→ **Dataset entries**:
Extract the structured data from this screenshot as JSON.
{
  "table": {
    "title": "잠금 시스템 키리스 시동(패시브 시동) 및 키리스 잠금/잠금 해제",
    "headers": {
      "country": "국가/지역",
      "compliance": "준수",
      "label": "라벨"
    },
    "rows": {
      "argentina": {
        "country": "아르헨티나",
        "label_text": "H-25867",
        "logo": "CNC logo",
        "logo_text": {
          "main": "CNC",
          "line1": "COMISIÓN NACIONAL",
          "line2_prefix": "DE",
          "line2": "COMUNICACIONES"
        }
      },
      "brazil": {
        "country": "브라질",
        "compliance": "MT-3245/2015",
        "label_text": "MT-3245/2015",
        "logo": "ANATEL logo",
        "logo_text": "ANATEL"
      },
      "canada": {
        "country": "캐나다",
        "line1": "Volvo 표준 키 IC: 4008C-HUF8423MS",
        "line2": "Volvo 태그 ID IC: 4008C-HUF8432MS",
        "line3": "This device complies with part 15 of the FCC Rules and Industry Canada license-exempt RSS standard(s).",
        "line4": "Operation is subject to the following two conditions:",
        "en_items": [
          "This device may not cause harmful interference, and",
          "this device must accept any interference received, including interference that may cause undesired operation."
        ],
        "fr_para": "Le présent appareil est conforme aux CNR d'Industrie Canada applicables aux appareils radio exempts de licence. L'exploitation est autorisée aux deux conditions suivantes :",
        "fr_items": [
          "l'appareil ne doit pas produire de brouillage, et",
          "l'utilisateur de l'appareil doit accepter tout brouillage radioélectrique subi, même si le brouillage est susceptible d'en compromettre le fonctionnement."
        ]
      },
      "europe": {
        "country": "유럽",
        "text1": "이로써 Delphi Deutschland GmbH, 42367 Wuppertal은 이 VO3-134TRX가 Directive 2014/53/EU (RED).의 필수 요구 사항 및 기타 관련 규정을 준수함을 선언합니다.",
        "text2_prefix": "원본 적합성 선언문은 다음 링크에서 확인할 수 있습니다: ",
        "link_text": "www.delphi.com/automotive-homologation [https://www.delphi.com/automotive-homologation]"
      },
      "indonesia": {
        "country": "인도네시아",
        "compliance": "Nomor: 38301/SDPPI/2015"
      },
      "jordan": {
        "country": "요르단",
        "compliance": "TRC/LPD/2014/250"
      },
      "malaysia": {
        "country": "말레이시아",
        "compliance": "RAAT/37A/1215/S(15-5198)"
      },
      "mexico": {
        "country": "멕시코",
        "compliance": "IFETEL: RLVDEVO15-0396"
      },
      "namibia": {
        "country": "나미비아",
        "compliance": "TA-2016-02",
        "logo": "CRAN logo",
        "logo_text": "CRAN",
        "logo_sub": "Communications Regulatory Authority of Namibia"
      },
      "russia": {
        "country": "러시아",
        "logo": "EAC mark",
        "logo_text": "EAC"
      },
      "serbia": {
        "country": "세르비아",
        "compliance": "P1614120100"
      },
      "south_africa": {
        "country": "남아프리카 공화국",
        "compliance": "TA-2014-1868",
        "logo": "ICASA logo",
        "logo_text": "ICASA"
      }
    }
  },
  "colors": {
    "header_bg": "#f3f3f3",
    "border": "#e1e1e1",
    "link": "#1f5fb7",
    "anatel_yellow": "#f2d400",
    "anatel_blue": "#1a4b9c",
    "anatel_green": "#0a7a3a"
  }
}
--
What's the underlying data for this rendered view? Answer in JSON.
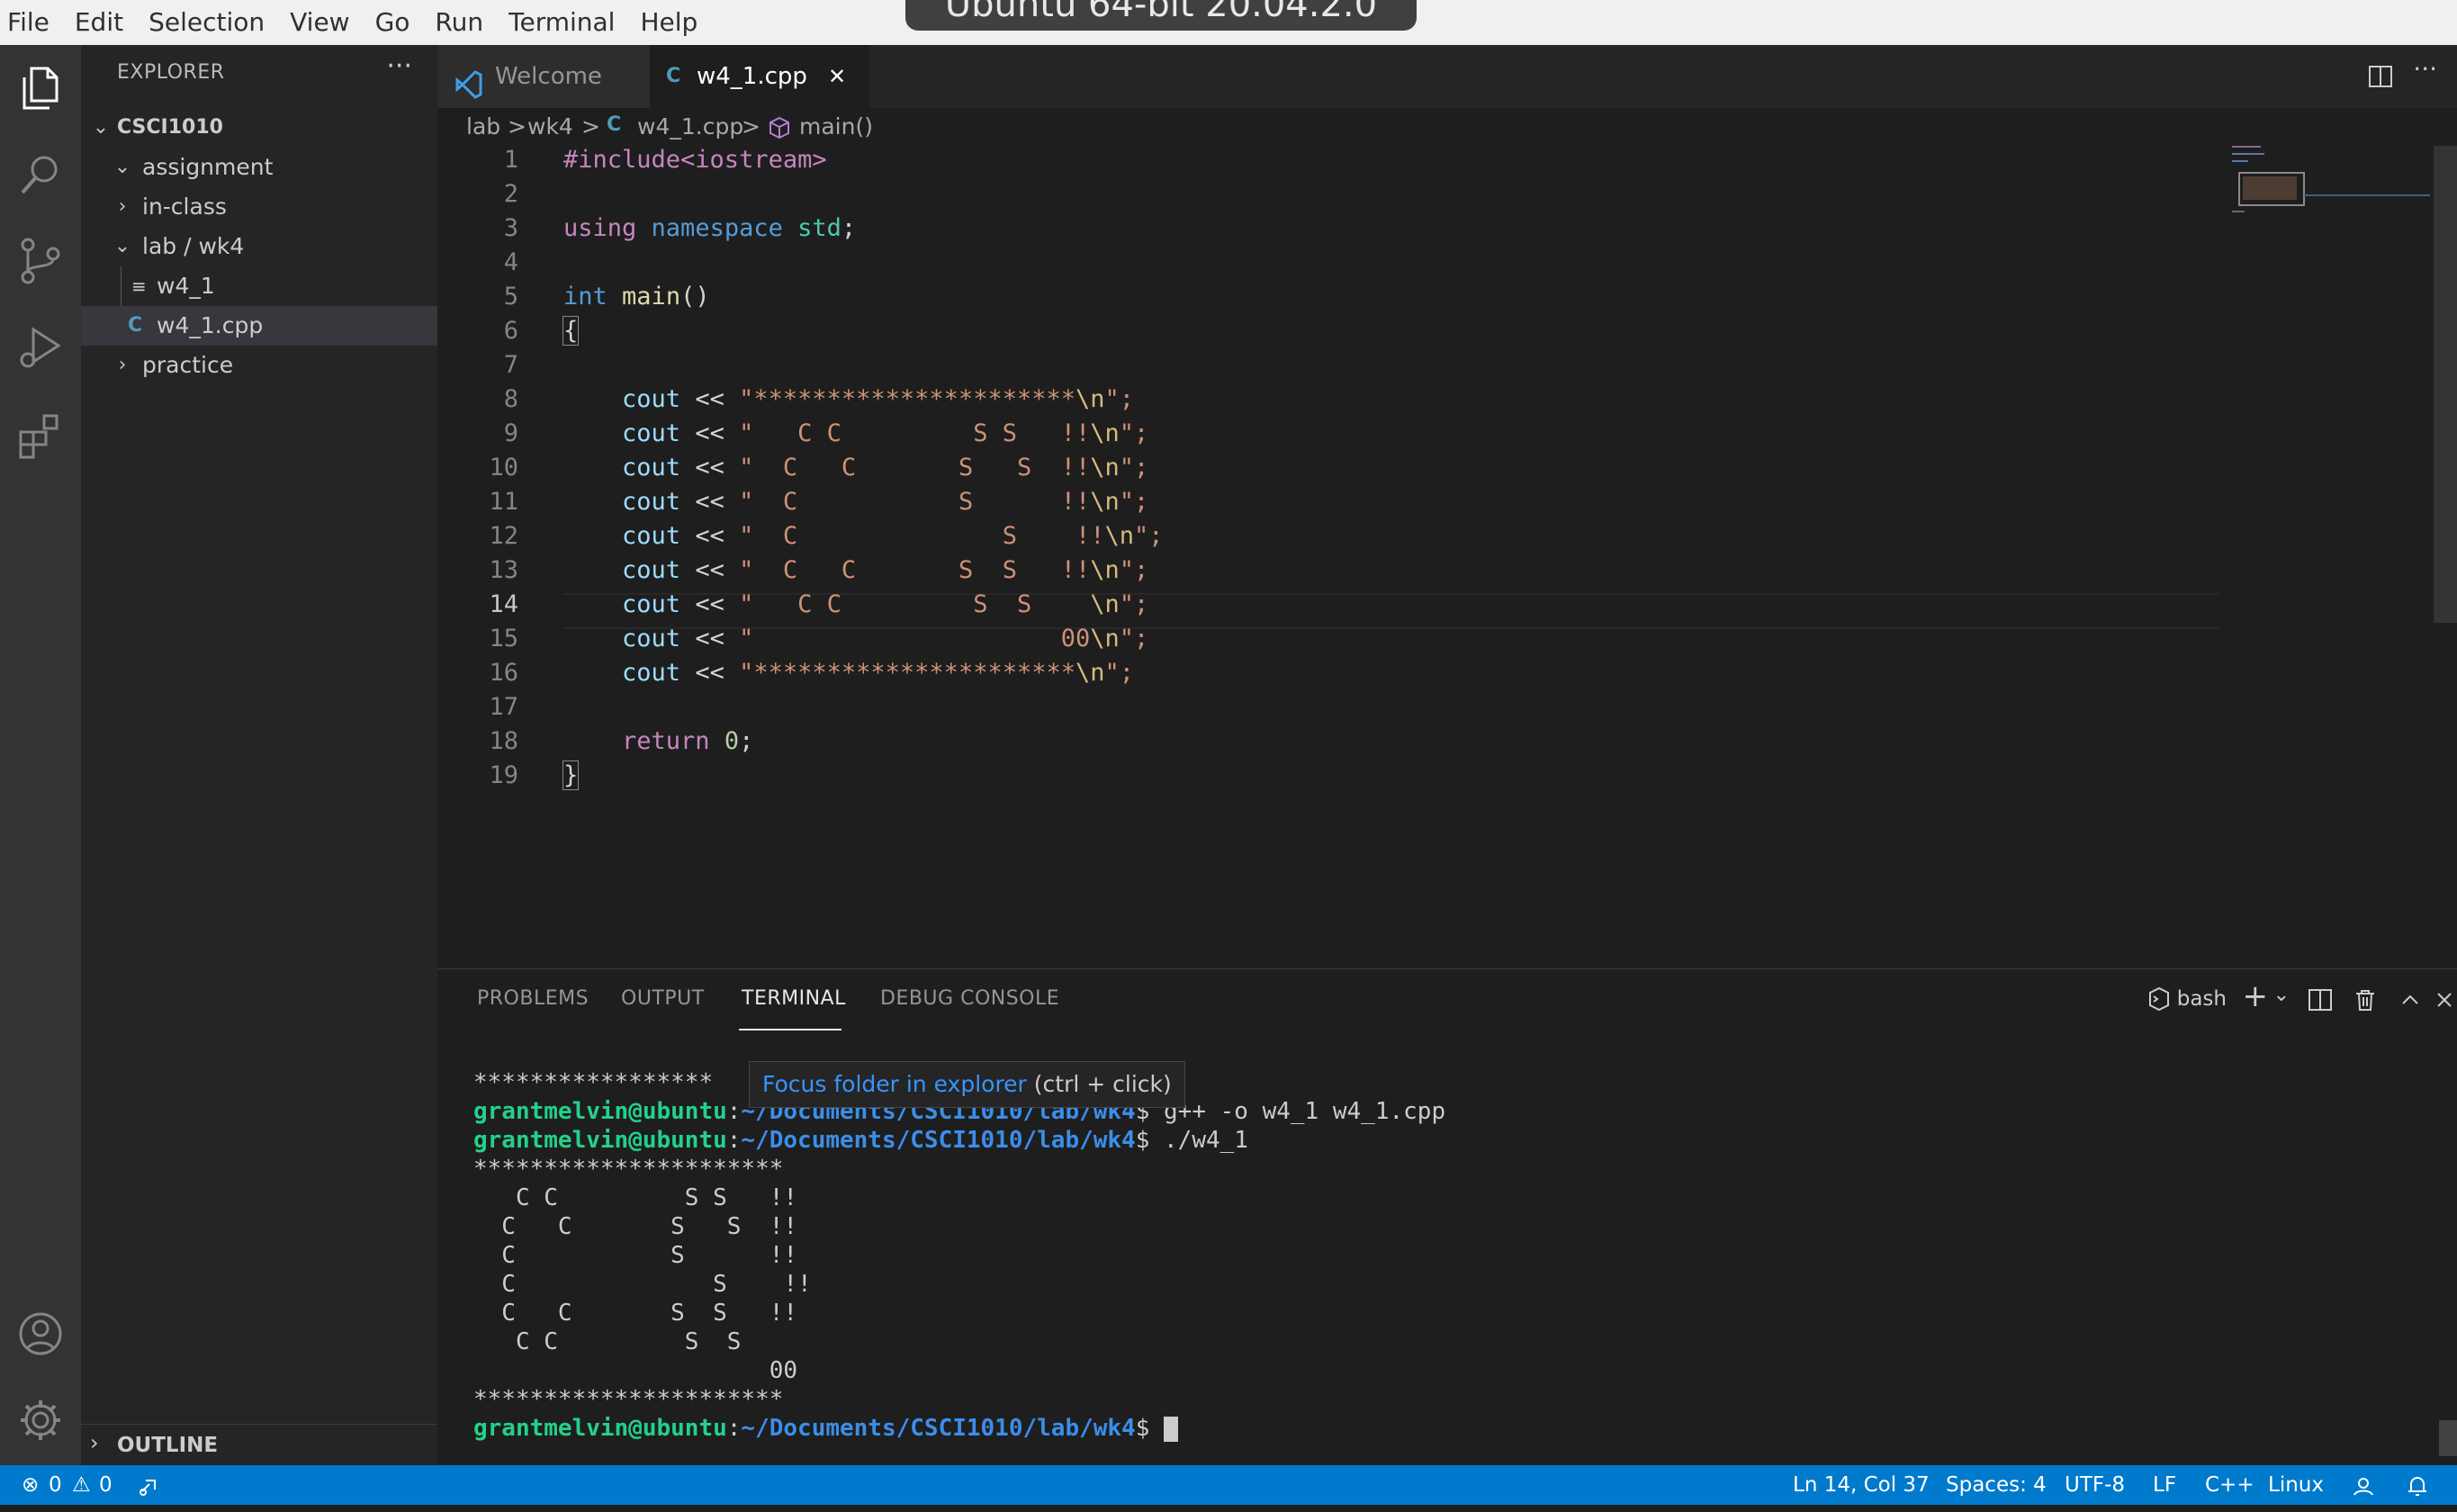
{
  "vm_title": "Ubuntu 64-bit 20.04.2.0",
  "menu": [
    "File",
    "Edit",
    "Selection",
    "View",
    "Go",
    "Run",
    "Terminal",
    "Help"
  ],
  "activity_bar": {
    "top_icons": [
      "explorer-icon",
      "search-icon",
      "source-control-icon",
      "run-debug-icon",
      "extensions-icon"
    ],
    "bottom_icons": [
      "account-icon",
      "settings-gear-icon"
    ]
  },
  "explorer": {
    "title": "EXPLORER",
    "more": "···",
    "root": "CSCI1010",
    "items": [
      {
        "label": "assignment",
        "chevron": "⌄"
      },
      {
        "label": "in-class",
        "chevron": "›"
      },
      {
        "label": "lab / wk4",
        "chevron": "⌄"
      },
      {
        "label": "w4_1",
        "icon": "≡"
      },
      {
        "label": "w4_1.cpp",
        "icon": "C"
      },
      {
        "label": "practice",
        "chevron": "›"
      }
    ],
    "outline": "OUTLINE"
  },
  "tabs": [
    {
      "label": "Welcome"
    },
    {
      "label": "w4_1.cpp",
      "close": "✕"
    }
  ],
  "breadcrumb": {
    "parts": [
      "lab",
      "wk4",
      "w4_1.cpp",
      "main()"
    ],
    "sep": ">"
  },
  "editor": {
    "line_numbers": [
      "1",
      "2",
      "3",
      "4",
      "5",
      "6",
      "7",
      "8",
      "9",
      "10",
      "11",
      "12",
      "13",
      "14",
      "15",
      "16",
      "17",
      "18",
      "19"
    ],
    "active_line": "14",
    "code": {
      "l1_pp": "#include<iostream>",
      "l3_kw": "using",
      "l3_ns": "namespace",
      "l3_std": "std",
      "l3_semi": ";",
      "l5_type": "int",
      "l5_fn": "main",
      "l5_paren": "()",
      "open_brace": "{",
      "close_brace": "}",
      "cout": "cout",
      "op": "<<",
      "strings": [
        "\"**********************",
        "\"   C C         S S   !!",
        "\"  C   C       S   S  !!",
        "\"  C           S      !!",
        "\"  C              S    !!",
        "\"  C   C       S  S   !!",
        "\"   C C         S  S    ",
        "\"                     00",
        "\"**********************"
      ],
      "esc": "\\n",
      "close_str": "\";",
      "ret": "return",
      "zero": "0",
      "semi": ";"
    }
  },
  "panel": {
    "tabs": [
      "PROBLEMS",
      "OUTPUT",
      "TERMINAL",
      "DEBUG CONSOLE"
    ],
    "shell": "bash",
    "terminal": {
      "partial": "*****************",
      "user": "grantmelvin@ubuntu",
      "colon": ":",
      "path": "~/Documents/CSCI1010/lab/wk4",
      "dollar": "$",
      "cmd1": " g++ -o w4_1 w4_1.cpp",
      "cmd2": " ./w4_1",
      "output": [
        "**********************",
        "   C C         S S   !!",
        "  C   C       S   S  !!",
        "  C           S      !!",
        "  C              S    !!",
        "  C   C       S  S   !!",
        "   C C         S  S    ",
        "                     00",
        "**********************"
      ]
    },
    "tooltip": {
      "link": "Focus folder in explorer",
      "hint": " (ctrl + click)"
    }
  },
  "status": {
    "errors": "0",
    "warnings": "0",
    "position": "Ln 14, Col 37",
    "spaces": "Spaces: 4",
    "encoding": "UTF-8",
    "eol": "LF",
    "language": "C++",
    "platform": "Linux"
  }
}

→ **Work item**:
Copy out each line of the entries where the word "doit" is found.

→ **Answer box**:
          "l'appareil ne doit pas produire de brouillage, et",
          "l'utilisateur de l'appareil doit accepter tout brouillage radioélectrique subi, même si le brouillage est susceptible d'en compromettre le fonctionnement."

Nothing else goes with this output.